President Dieter F. Uchtdorf’s concluding talk in this morning’s opening session of the 2013 semiannual conference of The Church of Jesus Christ of Latter-day Saints was an important one, and I look forward to its publication.
I was pleased to hear him say, from the pulpit of the Conference Center, that falling away from the Church isn’t always the result of sin or a desire to sin.
I’ve held the same position for as long as I can remember — it seems to me, based on my experience, to be obviously true — and have repeatedly said so (for example, here and, then, here, and then here). He even went on to say, as I too have gone on to say, that, while it’s understandable that some lose faith and fall away, in the end the Gospel is true and such loss of faith and apostasy is mistaken.
I wasn’t, of course, the first to come up with this view. Far from it. It’s scarcely new doctrine. But some, no doubt, will claim that it is.
Unfortunately, if I say “Loss of faith doesn’t necessarily originate in sin or the desire to sin,” certain folks out there are immediately certain that I’m merely using cunning code language to express my real belief, which is, they say, that loss of faith necessarily originates in sin and the desire to sin.
I’m afraid that I simply don’t have the resources, in my command of English or any other language, to declare any more clearly my position on this matter.
Fortunately, President Uchtdorf, a native speaker of German, has stated my position with unmistakable clarity.

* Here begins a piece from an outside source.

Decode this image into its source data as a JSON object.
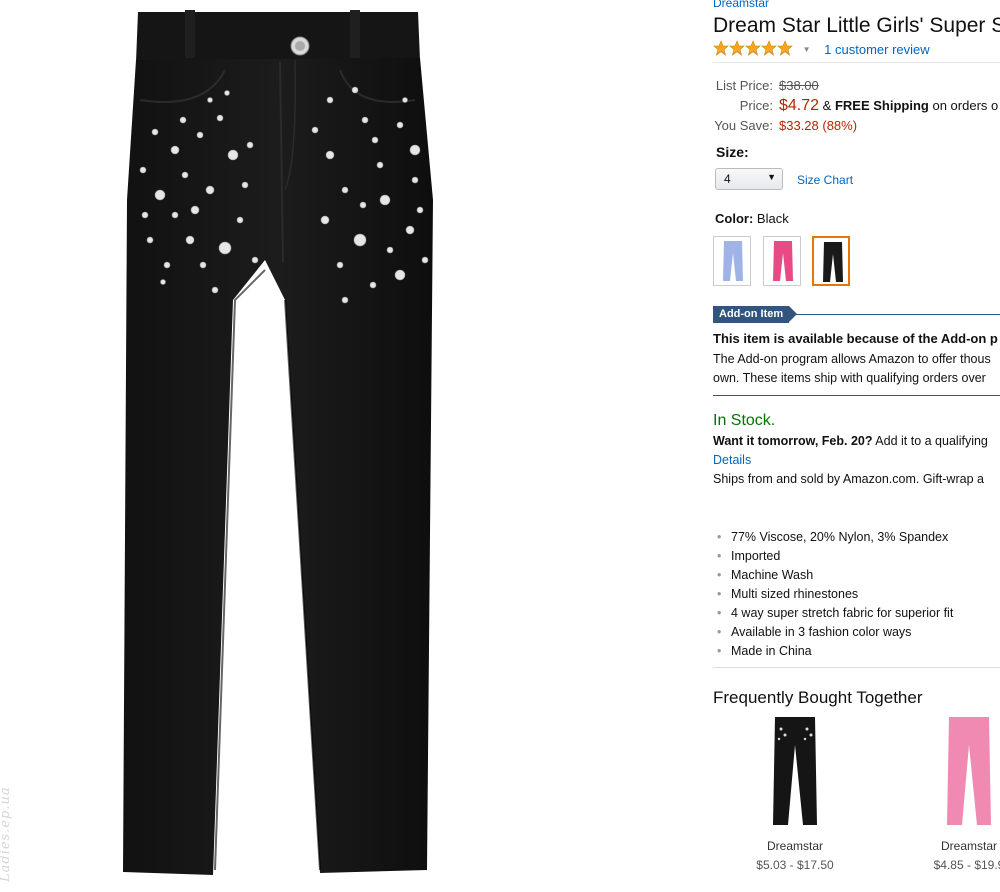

I can sit back now, with absolute confidence, and wait for the inevitable: Somebody will comment, somewhere, that Daniel Peterson must be very upset with President Uchtdorf’s supposedly new, kinder, more gentle stance on this matter.